+++ AVAILABLE RECORDS
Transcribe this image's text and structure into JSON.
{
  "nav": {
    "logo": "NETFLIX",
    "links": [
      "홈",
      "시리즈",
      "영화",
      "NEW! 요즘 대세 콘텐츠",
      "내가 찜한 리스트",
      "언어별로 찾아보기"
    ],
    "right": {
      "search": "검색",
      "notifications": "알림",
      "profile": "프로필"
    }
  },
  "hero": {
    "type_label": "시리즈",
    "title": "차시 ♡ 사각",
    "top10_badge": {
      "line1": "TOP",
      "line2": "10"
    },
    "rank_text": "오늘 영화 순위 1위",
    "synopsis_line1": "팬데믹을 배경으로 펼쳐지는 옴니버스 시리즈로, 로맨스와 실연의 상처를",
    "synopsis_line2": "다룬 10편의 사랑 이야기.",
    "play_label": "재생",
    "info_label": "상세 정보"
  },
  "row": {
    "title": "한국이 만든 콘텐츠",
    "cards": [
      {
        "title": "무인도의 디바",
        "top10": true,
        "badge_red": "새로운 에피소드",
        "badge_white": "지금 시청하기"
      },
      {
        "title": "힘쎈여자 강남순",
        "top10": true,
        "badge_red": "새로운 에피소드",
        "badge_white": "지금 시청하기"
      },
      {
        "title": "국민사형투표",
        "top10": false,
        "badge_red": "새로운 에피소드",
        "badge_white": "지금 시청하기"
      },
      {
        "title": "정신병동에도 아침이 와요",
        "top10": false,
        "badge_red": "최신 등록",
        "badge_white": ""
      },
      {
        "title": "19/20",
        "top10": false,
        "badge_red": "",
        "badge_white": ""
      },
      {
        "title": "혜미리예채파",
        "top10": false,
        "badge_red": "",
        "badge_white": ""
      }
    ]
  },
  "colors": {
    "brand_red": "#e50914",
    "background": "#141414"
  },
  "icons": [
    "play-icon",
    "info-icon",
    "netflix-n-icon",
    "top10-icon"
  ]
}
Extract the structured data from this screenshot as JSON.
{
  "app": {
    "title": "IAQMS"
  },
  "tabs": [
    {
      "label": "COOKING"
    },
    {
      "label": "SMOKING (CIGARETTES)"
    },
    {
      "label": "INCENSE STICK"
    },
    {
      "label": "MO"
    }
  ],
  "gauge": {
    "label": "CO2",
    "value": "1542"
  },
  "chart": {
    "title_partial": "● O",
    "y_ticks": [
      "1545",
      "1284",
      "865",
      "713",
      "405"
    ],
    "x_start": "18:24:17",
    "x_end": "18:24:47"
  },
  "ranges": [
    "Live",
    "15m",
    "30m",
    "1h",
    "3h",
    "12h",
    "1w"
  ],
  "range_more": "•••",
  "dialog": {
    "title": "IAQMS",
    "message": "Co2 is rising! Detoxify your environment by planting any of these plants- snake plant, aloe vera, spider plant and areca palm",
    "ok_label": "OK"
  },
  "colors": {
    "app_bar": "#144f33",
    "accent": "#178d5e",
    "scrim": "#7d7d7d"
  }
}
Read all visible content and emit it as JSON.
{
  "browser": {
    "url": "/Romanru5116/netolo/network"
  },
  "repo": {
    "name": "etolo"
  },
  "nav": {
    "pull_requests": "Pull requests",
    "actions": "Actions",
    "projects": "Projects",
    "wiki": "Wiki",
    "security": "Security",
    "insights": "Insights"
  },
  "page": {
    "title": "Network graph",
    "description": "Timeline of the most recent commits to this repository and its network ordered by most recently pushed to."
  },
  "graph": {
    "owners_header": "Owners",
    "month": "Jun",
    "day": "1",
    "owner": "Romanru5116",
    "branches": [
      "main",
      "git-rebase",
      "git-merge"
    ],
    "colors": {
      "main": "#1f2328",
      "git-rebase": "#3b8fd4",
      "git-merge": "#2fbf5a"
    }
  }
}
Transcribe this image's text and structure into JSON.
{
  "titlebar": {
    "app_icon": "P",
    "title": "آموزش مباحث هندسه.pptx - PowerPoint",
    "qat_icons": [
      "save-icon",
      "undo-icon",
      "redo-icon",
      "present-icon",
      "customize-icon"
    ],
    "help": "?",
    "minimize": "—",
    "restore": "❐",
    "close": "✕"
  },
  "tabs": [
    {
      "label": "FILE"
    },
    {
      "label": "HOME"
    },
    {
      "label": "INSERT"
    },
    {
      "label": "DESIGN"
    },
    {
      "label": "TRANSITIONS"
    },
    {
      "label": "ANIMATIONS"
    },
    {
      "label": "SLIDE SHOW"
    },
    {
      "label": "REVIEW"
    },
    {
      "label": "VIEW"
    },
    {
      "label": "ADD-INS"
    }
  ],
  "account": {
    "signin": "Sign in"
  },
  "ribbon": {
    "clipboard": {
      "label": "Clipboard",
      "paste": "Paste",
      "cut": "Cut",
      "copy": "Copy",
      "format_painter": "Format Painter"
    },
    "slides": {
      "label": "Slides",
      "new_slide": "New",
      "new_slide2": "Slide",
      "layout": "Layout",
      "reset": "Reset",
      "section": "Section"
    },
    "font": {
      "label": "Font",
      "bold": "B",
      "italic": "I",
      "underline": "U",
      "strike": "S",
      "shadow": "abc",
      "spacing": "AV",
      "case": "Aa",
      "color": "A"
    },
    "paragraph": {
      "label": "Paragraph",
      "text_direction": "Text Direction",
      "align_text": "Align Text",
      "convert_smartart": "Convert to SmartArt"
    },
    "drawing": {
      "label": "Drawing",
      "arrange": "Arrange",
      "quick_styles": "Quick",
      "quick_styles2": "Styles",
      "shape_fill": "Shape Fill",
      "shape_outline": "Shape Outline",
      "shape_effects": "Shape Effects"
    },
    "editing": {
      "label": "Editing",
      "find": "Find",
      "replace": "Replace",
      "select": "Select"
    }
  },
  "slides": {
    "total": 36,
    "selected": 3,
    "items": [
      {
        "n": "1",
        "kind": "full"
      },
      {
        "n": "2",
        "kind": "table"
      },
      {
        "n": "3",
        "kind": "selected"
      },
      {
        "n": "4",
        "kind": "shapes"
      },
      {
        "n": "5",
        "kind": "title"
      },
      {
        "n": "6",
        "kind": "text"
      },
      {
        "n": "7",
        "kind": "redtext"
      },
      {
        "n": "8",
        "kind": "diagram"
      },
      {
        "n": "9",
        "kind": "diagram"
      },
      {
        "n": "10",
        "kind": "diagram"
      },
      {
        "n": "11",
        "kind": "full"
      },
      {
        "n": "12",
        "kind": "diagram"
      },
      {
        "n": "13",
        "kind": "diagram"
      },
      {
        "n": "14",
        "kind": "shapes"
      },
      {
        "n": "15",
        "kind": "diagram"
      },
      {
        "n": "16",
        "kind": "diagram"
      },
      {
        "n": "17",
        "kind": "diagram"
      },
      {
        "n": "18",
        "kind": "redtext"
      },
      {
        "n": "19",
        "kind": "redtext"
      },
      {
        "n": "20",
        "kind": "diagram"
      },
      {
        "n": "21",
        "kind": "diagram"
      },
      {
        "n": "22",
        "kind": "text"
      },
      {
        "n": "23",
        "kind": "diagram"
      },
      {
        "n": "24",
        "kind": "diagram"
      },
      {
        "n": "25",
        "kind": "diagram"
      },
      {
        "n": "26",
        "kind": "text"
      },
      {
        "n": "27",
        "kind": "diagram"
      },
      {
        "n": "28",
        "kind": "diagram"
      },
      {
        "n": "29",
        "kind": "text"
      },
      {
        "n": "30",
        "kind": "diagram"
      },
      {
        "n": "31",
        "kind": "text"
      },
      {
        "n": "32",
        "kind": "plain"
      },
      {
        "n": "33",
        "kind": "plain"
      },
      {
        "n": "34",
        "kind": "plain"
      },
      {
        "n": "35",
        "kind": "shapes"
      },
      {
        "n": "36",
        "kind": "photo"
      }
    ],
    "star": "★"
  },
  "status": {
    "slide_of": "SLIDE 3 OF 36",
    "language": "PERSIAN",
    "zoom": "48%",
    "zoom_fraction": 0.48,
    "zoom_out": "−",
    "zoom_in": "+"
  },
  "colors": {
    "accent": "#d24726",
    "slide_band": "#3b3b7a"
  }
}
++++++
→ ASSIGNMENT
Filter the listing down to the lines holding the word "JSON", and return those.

→ FINAL ANSWER
Transcribe this image's text and structure into JSON.
Extract the structured data from this screenshot as JSON.
Read all visible content and emit it as JSON.
Transcribe this image's text and structure into JSON.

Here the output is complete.